* Provided data
··········

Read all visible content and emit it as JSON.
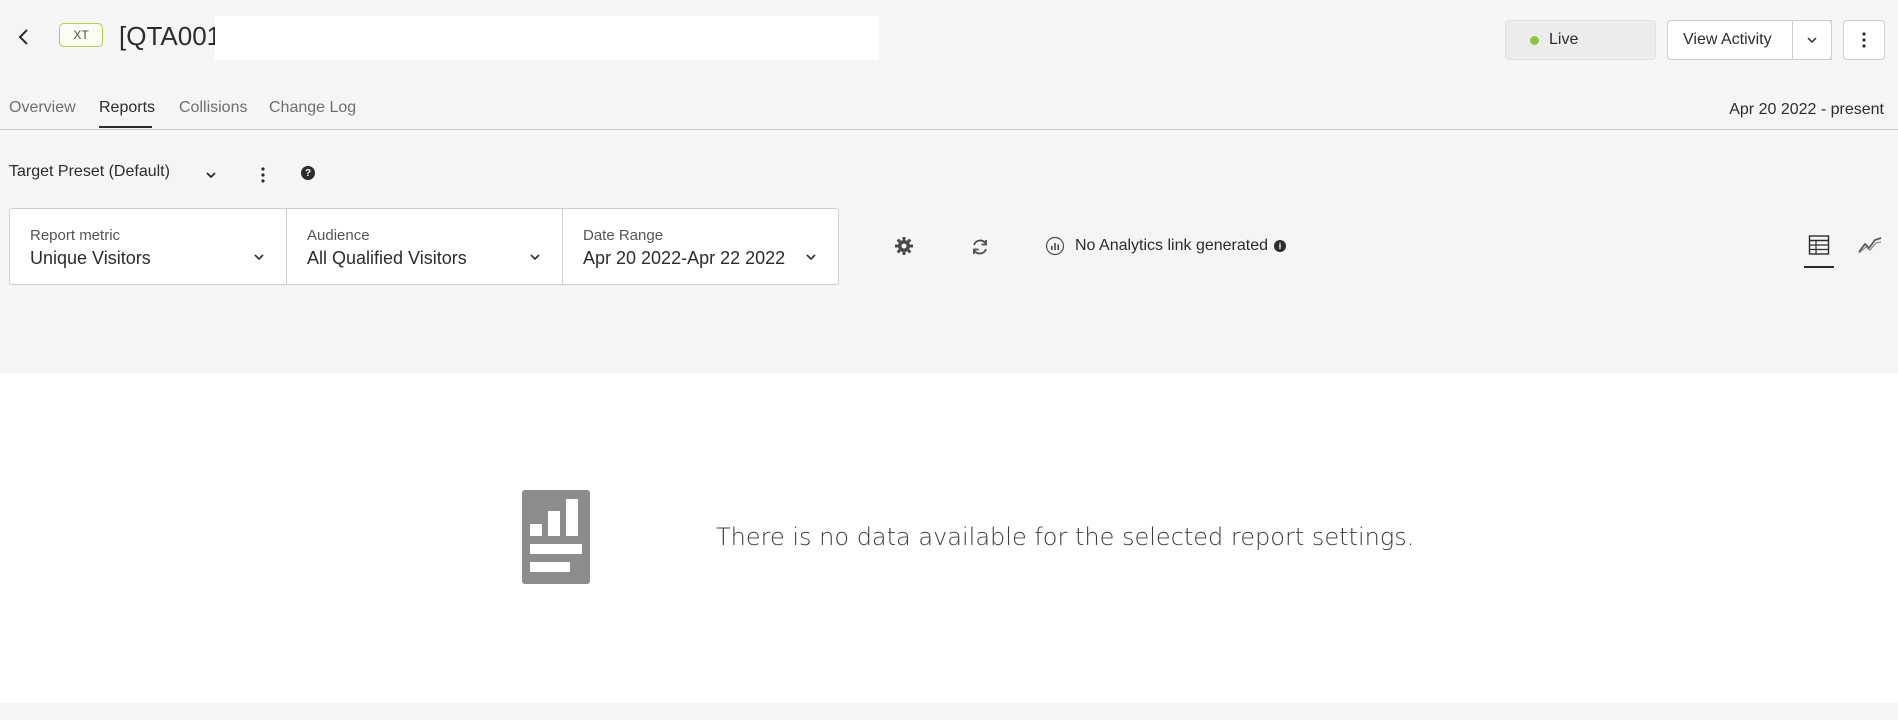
{
  "header": {
    "type_badge": "XT",
    "title": "[QTA001]",
    "title_field_value": "",
    "status_label": "Live",
    "status_color": "#8dc63f",
    "view_activity_label": "View Activity"
  },
  "tabs": {
    "items": [
      {
        "label": "Overview"
      },
      {
        "label": "Reports"
      },
      {
        "label": "Collisions"
      },
      {
        "label": "Change Log"
      }
    ],
    "active": "Reports",
    "date_meta": "Apr 20 2022 - present"
  },
  "toolbar": {
    "preset_label": "Target Preset (Default)",
    "selectors": [
      {
        "label": "Report metric",
        "value": "Unique Visitors"
      },
      {
        "label": "Audience",
        "value": "All Qualified Visitors"
      },
      {
        "label": "Date Range",
        "value": "Apr 20 2022-Apr 22 2022"
      }
    ],
    "analytics_note": "No Analytics link generated"
  },
  "content": {
    "empty_message": "There is no data available for the selected report settings."
  },
  "colors": {
    "badge_border": "#b4cd4f",
    "background": "#f5f5f5",
    "panel": "#ffffff"
  }
}
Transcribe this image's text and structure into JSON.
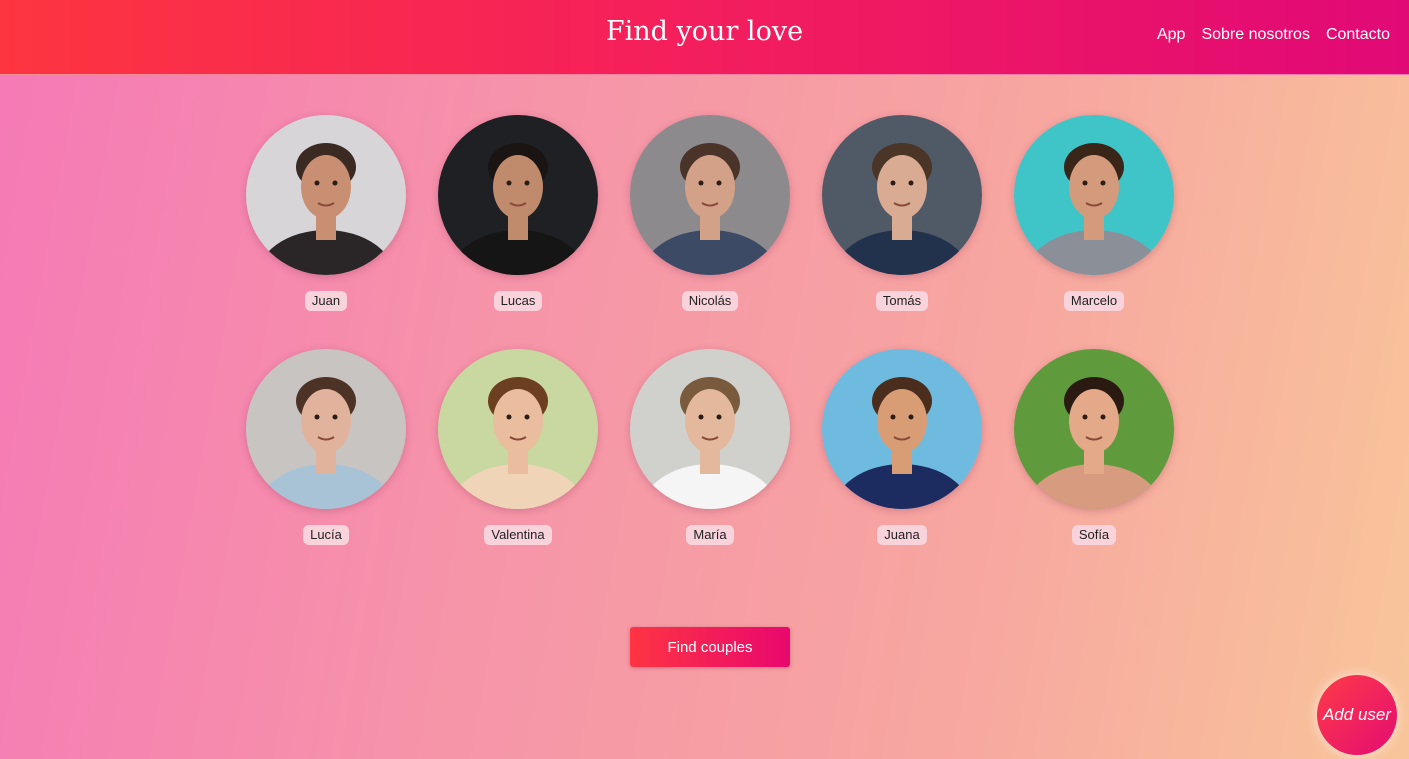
{
  "header": {
    "title": "Find your love",
    "nav": [
      "App",
      "Sobre nosotros",
      "Contacto"
    ]
  },
  "profiles": [
    {
      "name": "Juan",
      "bg": "#d8d5d8",
      "skin": "#c98f72",
      "hair": "#3a2a22",
      "cloth": "#2a2527"
    },
    {
      "name": "Lucas",
      "bg": "#1e2024",
      "skin": "#c08a6c",
      "hair": "#1a1412",
      "cloth": "#151515"
    },
    {
      "name": "Nicolás",
      "bg": "#8d8a8d",
      "skin": "#d3a088",
      "hair": "#4a3328",
      "cloth": "#3d4a66"
    },
    {
      "name": "Tomás",
      "bg": "#505a66",
      "skin": "#d8ab92",
      "hair": "#4b3526",
      "cloth": "#22324d"
    },
    {
      "name": "Marcelo",
      "bg": "#3fc5c8",
      "skin": "#d49a7c",
      "hair": "#3a2619",
      "cloth": "#8a8f98"
    },
    {
      "name": "Lucía",
      "bg": "#c8c4c2",
      "skin": "#e2b39c",
      "hair": "#4d3325",
      "cloth": "#a8c2d6"
    },
    {
      "name": "Valentina",
      "bg": "#c9d7a0",
      "skin": "#eabd9e",
      "hair": "#6b3f1f",
      "cloth": "#f0d4b8"
    },
    {
      "name": "María",
      "bg": "#d0d0cc",
      "skin": "#e3b89d",
      "hair": "#7a5a3c",
      "cloth": "#f5f5f5"
    },
    {
      "name": "Juana",
      "bg": "#6fbbe0",
      "skin": "#d99d76",
      "hair": "#4a2d1c",
      "cloth": "#1d2c60"
    },
    {
      "name": "Sofía",
      "bg": "#5f9a3d",
      "skin": "#e3a989",
      "hair": "#2a1a12",
      "cloth": "#d79c80"
    }
  ],
  "actions": {
    "find_label": "Find couples",
    "add_label": "Add user"
  }
}
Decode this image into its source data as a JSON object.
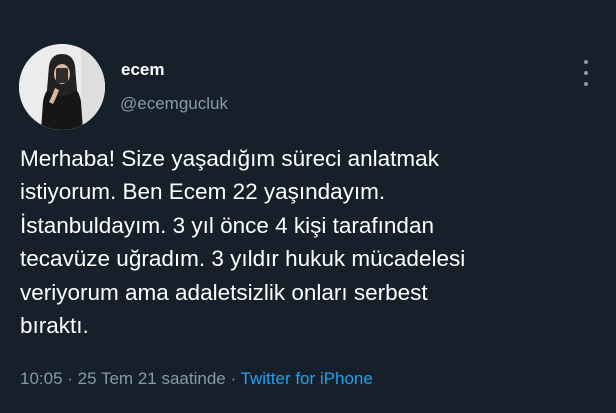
{
  "user": {
    "display_name": "ecem",
    "handle": "@ecemgucluk"
  },
  "tweet": {
    "lines": [
      "Merhaba! Size yaşadığım süreci anlatmak",
      "istiyorum. Ben Ecem 22 yaşındayım.",
      "İstanbuldayım. 3 yıl önce 4 kişi tarafından",
      "tecavüze uğradım. 3 yıldır hukuk mücadelesi",
      "veriyorum ama adaletsizlik onları serbest",
      "bıraktı."
    ]
  },
  "meta": {
    "time": "10:05",
    "separator": " · ",
    "date": "25 Tem 21 saatinde",
    "source": "Twitter for iPhone"
  },
  "icons": {
    "more": "more-vertical-icon",
    "avatar": "profile-photo"
  },
  "colors": {
    "background": "#15202b",
    "secondary_text": "#8899a6",
    "link": "#1da1f2"
  }
}
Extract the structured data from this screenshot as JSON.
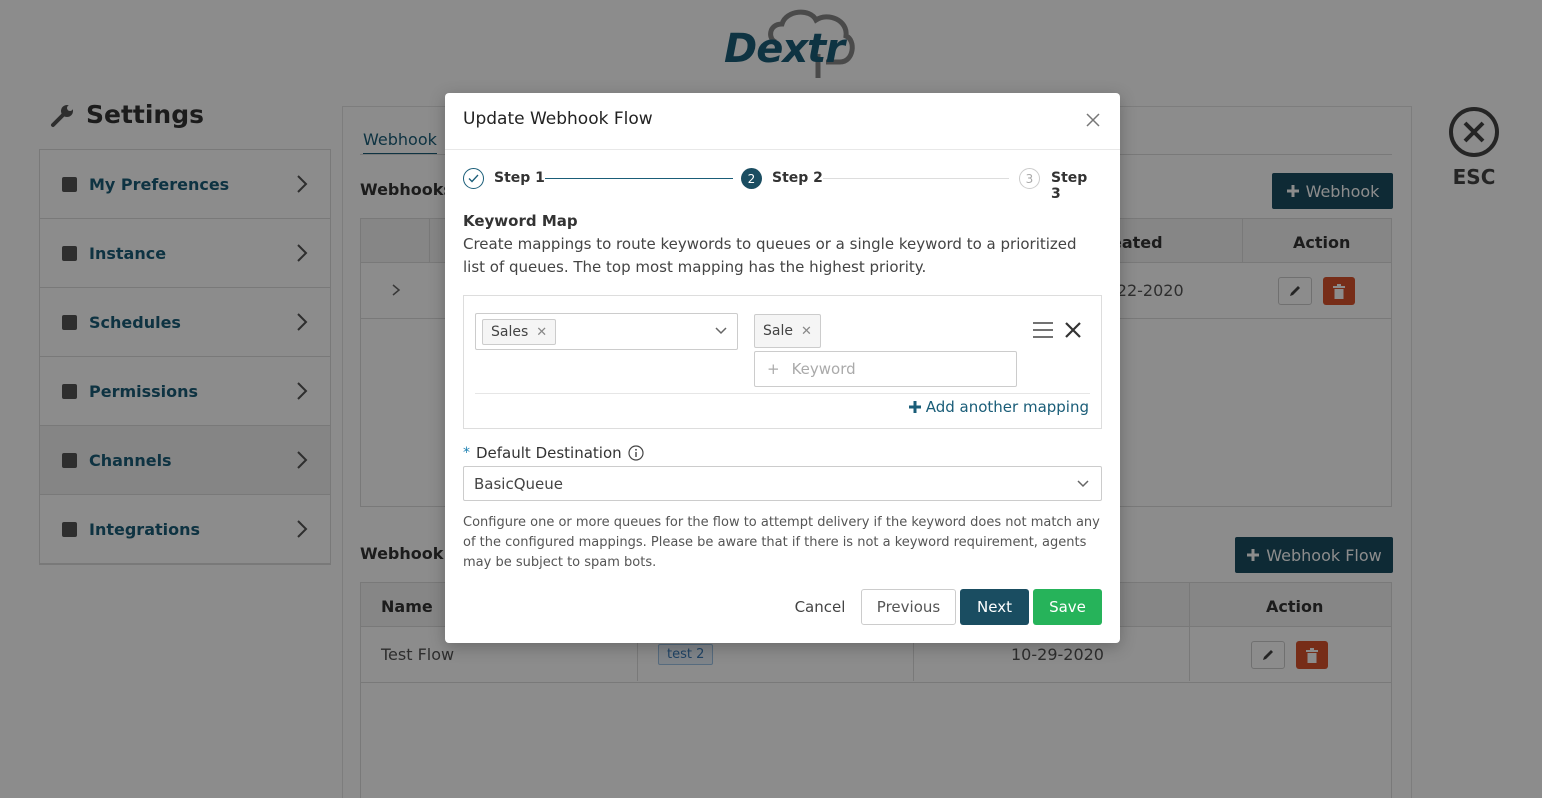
{
  "brand": {
    "logo_text": "Dextr"
  },
  "settings": {
    "title": "Settings",
    "sidebar": [
      {
        "label": "My Preferences"
      },
      {
        "label": "Instance"
      },
      {
        "label": "Schedules"
      },
      {
        "label": "Permissions"
      },
      {
        "label": "Channels",
        "active": true
      },
      {
        "label": "Integrations"
      }
    ]
  },
  "page": {
    "tab": "Webhook",
    "webhooks_title": "Webhooks:",
    "add_webhook_label": "Webhook",
    "webhooks_table": {
      "headers": {
        "created": "eated",
        "action": "Action"
      },
      "row": {
        "created": "-22-2020"
      }
    },
    "flows_title": "Webhook F",
    "add_flow_label": "Webhook Flow",
    "flows_table": {
      "headers": {
        "name": "Name",
        "action": "Action"
      },
      "row": {
        "name": "Test Flow",
        "tag": "test 2",
        "created": "10-29-2020"
      }
    },
    "esc_label": "ESC"
  },
  "modal": {
    "title": "Update Webhook Flow",
    "steps": [
      {
        "label": "Step 1",
        "state": "done"
      },
      {
        "label": "Step 2",
        "number": "2",
        "state": "active"
      },
      {
        "label": "Step 3",
        "number": "3",
        "state": "pending"
      }
    ],
    "keyword_map": {
      "title": "Keyword Map",
      "description": "Create mappings to route keywords to queues or a single keyword to a prioritized list of queues. The top most mapping has the highest priority.",
      "mapping": {
        "queue_chip": "Sales",
        "keyword_chip": "Sale",
        "keyword_placeholder": "Keyword"
      },
      "add_mapping_label": "Add another mapping"
    },
    "default_destination": {
      "required_mark": "*",
      "label": "Default Destination",
      "value": "BasicQueue",
      "help": "Configure one or more queues for the flow to attempt delivery if the keyword does not match any of the configured mappings. Please be aware that if there is not a keyword requirement, agents may be subject to spam bots."
    },
    "buttons": {
      "cancel": "Cancel",
      "previous": "Previous",
      "next": "Next",
      "save": "Save"
    }
  },
  "colors": {
    "brand": "#1a5d78",
    "primary_button": "#1a4d61",
    "save_button": "#26b35a",
    "delete_button": "#d9532c"
  }
}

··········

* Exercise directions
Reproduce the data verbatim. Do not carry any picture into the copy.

* Exercise answer
Read all visible content and emit it as JSON.
{
  "header": {
    "type_badge": "XT",
    "title": "[QTA001]",
    "title_field_value": "",
    "status_label": "Live",
    "status_color": "#8dc63f",
    "view_activity_label": "View Activity"
  },
  "tabs": {
    "items": [
      {
        "label": "Overview"
      },
      {
        "label": "Reports"
      },
      {
        "label": "Collisions"
      },
      {
        "label": "Change Log"
      }
    ],
    "active": "Reports",
    "date_meta": "Apr 20 2022 - present"
  },
  "toolbar": {
    "preset_label": "Target Preset (Default)",
    "selectors": [
      {
        "label": "Report metric",
        "value": "Unique Visitors"
      },
      {
        "label": "Audience",
        "value": "All Qualified Visitors"
      },
      {
        "label": "Date Range",
        "value": "Apr 20 2022-Apr 22 2022"
      }
    ],
    "analytics_note": "No Analytics link generated"
  },
  "content": {
    "empty_message": "There is no data available for the selected report settings."
  },
  "colors": {
    "badge_border": "#b4cd4f",
    "background": "#f5f5f5",
    "panel": "#ffffff"
  }
}
Transcribe this image's text and structure into JSON.
{
  "header": {
    "title": "Find your love",
    "nav": [
      "App",
      "Sobre nosotros",
      "Contacto"
    ]
  },
  "profiles": [
    {
      "name": "Juan",
      "bg": "#d8d5d8",
      "skin": "#c98f72",
      "hair": "#3a2a22",
      "cloth": "#2a2527"
    },
    {
      "name": "Lucas",
      "bg": "#1e2024",
      "skin": "#c08a6c",
      "hair": "#1a1412",
      "cloth": "#151515"
    },
    {
      "name": "Nicolás",
      "bg": "#8d8a8d",
      "skin": "#d3a088",
      "hair": "#4a3328",
      "cloth": "#3d4a66"
    },
    {
      "name": "Tomás",
      "bg": "#505a66",
      "skin": "#d8ab92",
      "hair": "#4b3526",
      "cloth": "#22324d"
    },
    {
      "name": "Marcelo",
      "bg": "#3fc5c8",
      "skin": "#d49a7c",
      "hair": "#3a2619",
      "cloth": "#8a8f98"
    },
    {
      "name": "Lucía",
      "bg": "#c8c4c2",
      "skin": "#e2b39c",
      "hair": "#4d3325",
      "cloth": "#a8c2d6"
    },
    {
      "name": "Valentina",
      "bg": "#c9d7a0",
      "skin": "#eabd9e",
      "hair": "#6b3f1f",
      "cloth": "#f0d4b8"
    },
    {
      "name": "María",
      "bg": "#d0d0cc",
      "skin": "#e3b89d",
      "hair": "#7a5a3c",
      "cloth": "#f5f5f5"
    },
    {
      "name": "Juana",
      "bg": "#6fbbe0",
      "skin": "#d99d76",
      "hair": "#4a2d1c",
      "cloth": "#1d2c60"
    },
    {
      "name": "Sofía",
      "bg": "#5f9a3d",
      "skin": "#e3a989",
      "hair": "#2a1a12",
      "cloth": "#d79c80"
    }
  ],
  "actions": {
    "find_label": "Find couples",
    "add_label": "Add user"
  }
}
Decode this image into its source data as a JSON object.
{
  "user": {
    "display_name": "ecem",
    "handle": "@ecemgucluk"
  },
  "tweet": {
    "lines": [
      "Merhaba! Size yaşadığım süreci anlatmak",
      "istiyorum. Ben Ecem 22 yaşındayım.",
      "İstanbuldayım. 3 yıl önce 4 kişi tarafından",
      "tecavüze uğradım. 3 yıldır hukuk mücadelesi",
      "veriyorum ama adaletsizlik onları serbest",
      "bıraktı."
    ]
  },
  "meta": {
    "time": "10:05",
    "separator": " · ",
    "date": "25 Tem 21 saatinde",
    "source": "Twitter for iPhone"
  },
  "icons": {
    "more": "more-vertical-icon",
    "avatar": "profile-photo"
  },
  "colors": {
    "background": "#15202b",
    "secondary_text": "#8899a6",
    "link": "#1da1f2"
  }
}
Extract the structured data from this screenshot as JSON.
{
  "brand": {
    "logo_text": "Dextr"
  },
  "settings": {
    "title": "Settings",
    "sidebar": [
      {
        "label": "My Preferences"
      },
      {
        "label": "Instance"
      },
      {
        "label": "Schedules"
      },
      {
        "label": "Permissions"
      },
      {
        "label": "Channels",
        "active": true
      },
      {
        "label": "Integrations"
      }
    ]
  },
  "page": {
    "tab": "Webhook",
    "webhooks_title": "Webhooks:",
    "add_webhook_label": "Webhook",
    "webhooks_table": {
      "headers": {
        "created": "eated",
        "action": "Action"
      },
      "row": {
        "created": "-22-2020"
      }
    },
    "flows_title": "Webhook F",
    "add_flow_label": "Webhook Flow",
    "flows_table": {
      "headers": {
        "name": "Name",
        "action": "Action"
      },
      "row": {
        "name": "Test Flow",
        "tag": "test 2",
        "created": "10-29-2020"
      }
    },
    "esc_label": "ESC"
  },
  "modal": {
    "title": "Update Webhook Flow",
    "steps": [
      {
        "label": "Step 1",
        "state": "done"
      },
      {
        "label": "Step 2",
        "number": "2",
        "state": "active"
      },
      {
        "label": "Step 3",
        "number": "3",
        "state": "pending"
      }
    ],
    "keyword_map": {
      "title": "Keyword Map",
      "description": "Create mappings to route keywords to queues or a single keyword to a prioritized list of queues. The top most mapping has the highest priority.",
      "mapping": {
        "queue_chip": "Sales",
        "keyword_chip": "Sale",
        "keyword_placeholder": "Keyword"
      },
      "add_mapping_label": "Add another mapping"
    },
    "default_destination": {
      "required_mark": "*",
      "label": "Default Destination",
      "value": "BasicQueue",
      "help": "Configure one or more queues for the flow to attempt delivery if the keyword does not match any of the configured mappings. Please be aware that if there is not a keyword requirement, agents may be subject to spam bots."
    },
    "buttons": {
      "cancel": "Cancel",
      "previous": "Previous",
      "next": "Next",
      "save": "Save"
    }
  },
  "colors": {
    "brand": "#1a5d78",
    "primary_button": "#1a4d61",
    "save_button": "#26b35a",
    "delete_button": "#d9532c"
  }
}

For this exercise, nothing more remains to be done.